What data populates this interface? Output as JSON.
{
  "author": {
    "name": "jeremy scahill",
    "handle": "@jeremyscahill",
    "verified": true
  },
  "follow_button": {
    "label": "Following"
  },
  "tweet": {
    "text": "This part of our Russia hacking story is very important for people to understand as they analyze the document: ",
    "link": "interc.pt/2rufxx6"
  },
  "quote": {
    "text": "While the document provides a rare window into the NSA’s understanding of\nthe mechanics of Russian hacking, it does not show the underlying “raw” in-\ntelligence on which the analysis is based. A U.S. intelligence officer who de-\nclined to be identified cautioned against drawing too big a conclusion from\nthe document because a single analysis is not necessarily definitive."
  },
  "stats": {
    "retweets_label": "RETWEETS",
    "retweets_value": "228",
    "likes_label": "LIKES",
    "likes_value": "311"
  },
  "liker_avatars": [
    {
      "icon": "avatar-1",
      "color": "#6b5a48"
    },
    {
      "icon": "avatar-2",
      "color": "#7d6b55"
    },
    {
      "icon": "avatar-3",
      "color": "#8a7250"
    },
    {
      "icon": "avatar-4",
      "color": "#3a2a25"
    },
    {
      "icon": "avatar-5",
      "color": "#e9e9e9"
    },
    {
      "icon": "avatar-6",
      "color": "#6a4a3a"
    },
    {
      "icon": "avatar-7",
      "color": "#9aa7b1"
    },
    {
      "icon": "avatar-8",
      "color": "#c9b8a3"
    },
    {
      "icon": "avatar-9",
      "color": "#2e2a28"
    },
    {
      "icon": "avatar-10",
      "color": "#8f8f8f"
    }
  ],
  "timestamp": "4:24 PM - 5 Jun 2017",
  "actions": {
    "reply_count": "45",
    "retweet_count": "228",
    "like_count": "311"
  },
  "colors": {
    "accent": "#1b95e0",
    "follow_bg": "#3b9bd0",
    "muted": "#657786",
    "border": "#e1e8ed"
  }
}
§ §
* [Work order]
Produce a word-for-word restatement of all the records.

* [Written reply]
What data populates this interface? Output as JSON.
{
  "author": {
    "name": "jeremy scahill",
    "handle": "@jeremyscahill",
    "verified": true
  },
  "follow_button": {
    "label": "Following"
  },
  "tweet": {
    "text": "This part of our Russia hacking story is very important for people to understand as they analyze the document: ",
    "link": "interc.pt/2rufxx6"
  },
  "quote": {
    "text": "While the document provides a rare window into the NSA’s understanding of\nthe mechanics of Russian hacking, it does not show the underlying “raw” in-\ntelligence on which the analysis is based. A U.S. intelligence officer who de-\nclined to be identified cautioned against drawing too big a conclusion from\nthe document because a single analysis is not necessarily definitive."
  },
  "stats": {
    "retweets_label": "RETWEETS",
    "retweets_value": "228",
    "likes_label": "LIKES",
    "likes_value": "311"
  },
  "liker_avatars": [
    {
      "icon": "avatar-1",
      "color": "#6b5a48"
    },
    {
      "icon": "avatar-2",
      "color": "#7d6b55"
    },
    {
      "icon": "avatar-3",
      "color": "#8a7250"
    },
    {
      "icon": "avatar-4",
      "color": "#3a2a25"
    },
    {
      "icon": "avatar-5",
      "color": "#e9e9e9"
    },
    {
      "icon": "avatar-6",
      "color": "#6a4a3a"
    },
    {
      "icon": "avatar-7",
      "color": "#9aa7b1"
    },
    {
      "icon": "avatar-8",
      "color": "#c9b8a3"
    },
    {
      "icon": "avatar-9",
      "color": "#2e2a28"
    },
    {
      "icon": "avatar-10",
      "color": "#8f8f8f"
    }
  ],
  "timestamp": "4:24 PM - 5 Jun 2017",
  "actions": {
    "reply_count": "45",
    "retweet_count": "228",
    "like_count": "311"
  },
  "colors": {
    "accent": "#1b95e0",
    "follow_bg": "#3b9bd0",
    "muted": "#657786",
    "border": "#e1e8ed"
  }
}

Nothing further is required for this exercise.